Above you can see the first ever all-sky observation of polarized light emitted by interstellar dust in the Milky Way. It represents the galaxy’s magnetic fingerprint.
The data was acquired by the ESA’s Planck satellite. The European Space Agency explains why polarization—the phenomenon whereby electromagnetic fields vibrate preferentially in certain directions—is so useful:
In space, the light emitted by stars, gas and dust can also be polarised in various ways. By measuring the amount of polarisation in this light, astronomers can study the physical processes that caused the polarisation. In particular, polarisation may reveal the existence and properties of magnetic fields in the medium light has travelled through…

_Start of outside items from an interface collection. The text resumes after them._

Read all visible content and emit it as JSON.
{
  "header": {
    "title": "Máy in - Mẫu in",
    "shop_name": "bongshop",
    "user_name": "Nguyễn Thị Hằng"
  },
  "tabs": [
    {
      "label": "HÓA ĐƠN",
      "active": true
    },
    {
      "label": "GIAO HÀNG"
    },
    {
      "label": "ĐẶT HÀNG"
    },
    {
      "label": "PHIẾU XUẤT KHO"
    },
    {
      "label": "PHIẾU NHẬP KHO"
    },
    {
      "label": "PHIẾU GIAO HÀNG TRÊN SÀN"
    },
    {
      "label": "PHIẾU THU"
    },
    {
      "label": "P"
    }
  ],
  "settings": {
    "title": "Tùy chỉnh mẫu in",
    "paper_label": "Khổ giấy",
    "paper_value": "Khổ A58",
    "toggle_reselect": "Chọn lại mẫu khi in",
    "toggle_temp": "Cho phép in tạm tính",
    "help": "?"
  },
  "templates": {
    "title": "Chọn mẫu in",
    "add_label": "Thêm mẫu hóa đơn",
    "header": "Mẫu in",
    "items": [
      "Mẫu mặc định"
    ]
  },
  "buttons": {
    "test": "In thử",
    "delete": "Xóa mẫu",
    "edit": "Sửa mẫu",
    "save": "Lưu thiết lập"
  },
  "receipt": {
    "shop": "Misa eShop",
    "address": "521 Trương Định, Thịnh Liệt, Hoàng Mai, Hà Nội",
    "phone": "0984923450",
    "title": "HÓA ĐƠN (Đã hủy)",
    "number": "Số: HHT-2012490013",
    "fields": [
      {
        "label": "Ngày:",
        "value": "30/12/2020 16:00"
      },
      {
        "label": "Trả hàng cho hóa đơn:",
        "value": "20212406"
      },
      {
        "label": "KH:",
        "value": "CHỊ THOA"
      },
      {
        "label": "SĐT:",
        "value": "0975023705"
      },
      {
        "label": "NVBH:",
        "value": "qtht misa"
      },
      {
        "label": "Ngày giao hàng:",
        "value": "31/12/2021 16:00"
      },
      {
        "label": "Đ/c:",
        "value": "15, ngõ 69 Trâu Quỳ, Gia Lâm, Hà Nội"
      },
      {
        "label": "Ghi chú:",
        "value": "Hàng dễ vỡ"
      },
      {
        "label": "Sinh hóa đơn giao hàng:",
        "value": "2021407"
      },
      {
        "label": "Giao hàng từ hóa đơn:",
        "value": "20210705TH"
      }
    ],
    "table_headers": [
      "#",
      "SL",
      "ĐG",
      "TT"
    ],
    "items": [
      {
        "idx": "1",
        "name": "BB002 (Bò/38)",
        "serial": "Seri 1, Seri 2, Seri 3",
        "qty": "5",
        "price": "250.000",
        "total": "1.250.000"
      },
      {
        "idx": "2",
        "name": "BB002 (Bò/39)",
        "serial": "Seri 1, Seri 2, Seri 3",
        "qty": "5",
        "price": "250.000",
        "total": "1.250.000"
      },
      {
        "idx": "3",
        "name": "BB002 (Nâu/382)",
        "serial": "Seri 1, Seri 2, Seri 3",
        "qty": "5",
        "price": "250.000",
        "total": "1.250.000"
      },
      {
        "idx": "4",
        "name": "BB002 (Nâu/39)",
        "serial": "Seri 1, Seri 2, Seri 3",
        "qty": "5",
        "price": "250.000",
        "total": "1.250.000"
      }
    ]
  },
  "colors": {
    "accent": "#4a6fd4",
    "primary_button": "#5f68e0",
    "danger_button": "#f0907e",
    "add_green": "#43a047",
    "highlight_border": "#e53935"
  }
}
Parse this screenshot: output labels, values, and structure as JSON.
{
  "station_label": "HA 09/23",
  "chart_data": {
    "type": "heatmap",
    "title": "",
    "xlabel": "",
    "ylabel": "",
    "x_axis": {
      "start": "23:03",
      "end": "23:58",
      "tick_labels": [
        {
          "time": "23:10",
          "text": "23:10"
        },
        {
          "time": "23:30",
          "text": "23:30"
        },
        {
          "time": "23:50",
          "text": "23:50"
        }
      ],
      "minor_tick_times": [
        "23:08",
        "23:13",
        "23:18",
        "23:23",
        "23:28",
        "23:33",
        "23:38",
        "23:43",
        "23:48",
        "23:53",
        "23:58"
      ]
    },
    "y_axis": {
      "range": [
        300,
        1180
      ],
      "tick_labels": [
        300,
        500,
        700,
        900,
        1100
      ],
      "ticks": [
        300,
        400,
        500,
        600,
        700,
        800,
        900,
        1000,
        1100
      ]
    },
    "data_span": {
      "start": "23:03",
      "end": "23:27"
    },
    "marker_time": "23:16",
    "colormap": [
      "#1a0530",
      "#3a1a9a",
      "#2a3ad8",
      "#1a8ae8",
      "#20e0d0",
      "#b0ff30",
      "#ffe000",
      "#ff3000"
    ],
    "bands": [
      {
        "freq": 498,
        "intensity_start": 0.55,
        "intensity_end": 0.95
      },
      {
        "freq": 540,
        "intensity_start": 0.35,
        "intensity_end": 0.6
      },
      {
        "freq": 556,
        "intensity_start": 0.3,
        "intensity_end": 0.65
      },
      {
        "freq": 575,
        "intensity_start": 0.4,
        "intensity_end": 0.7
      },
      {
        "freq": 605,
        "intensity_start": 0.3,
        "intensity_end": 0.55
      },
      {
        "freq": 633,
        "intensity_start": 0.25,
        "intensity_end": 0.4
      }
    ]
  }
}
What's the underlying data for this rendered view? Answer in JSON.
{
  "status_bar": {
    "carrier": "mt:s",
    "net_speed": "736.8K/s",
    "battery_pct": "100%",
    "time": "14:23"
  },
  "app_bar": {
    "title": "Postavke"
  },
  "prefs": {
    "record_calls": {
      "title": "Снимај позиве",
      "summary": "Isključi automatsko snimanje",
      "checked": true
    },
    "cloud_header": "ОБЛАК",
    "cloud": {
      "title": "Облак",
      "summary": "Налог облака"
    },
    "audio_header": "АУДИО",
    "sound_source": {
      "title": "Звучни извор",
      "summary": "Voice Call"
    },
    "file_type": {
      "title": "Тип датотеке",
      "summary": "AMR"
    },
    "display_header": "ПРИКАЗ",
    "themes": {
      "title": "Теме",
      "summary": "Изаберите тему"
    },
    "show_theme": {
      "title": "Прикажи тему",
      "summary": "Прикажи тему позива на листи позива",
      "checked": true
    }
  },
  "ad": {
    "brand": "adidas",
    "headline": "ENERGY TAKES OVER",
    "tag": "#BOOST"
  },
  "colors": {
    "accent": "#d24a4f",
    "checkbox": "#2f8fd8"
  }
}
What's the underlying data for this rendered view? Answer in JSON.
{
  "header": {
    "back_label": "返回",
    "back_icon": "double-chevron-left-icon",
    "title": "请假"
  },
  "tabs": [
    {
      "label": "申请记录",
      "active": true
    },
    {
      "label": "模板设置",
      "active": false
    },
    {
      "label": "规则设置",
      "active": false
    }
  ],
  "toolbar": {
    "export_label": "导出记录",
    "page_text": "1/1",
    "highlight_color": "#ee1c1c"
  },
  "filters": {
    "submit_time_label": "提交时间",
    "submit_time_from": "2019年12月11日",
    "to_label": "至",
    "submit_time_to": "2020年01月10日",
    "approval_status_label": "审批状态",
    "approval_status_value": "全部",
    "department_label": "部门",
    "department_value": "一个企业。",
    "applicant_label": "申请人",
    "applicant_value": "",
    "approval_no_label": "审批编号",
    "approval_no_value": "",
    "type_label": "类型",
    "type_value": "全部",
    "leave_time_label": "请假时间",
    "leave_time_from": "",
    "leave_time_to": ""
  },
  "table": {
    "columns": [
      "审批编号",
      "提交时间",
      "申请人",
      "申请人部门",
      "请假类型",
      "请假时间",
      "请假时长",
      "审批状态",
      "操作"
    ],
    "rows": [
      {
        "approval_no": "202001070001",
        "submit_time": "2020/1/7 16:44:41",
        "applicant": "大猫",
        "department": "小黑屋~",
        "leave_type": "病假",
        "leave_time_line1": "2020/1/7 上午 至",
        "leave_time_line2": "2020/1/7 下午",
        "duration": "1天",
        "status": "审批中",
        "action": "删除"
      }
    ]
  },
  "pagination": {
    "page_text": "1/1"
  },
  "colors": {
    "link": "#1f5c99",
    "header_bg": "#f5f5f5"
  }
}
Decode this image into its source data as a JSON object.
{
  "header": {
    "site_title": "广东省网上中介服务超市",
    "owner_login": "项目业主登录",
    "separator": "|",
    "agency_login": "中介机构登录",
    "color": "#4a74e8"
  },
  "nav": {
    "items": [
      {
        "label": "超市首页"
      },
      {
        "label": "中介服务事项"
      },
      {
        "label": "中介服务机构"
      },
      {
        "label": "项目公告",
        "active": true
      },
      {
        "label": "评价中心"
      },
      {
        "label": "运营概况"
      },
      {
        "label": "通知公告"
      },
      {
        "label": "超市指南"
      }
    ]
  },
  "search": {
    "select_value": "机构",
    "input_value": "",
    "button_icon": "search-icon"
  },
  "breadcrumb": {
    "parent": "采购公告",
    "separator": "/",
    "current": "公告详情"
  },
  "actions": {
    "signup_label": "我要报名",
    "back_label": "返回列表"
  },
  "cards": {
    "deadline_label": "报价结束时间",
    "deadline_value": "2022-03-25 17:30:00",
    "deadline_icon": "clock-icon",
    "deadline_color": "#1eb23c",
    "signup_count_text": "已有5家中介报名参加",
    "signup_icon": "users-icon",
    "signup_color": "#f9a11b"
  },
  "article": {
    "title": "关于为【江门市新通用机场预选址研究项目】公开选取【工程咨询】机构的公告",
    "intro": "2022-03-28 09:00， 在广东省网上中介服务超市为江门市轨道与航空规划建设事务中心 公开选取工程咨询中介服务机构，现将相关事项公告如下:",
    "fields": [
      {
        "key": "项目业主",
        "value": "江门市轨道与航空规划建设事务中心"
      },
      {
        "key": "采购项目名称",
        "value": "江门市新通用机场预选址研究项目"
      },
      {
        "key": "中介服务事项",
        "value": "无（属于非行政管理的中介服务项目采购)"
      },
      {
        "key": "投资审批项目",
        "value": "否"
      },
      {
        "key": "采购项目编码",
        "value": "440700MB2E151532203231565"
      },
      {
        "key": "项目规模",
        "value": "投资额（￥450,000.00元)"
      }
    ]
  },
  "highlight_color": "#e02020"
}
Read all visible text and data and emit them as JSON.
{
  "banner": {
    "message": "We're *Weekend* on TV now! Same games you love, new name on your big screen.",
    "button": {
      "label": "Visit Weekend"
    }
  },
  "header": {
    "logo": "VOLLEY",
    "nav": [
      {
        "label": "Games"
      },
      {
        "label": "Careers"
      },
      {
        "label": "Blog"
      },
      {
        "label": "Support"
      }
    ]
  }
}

Even though the tiny dust grains are very cold, they do emit light but at very long wavelengths – from the infrared to the microwave domain. If the grains are not symmetrical, more of that light comes out vibrating parallel to the longest axis of the grain, making the light polarised.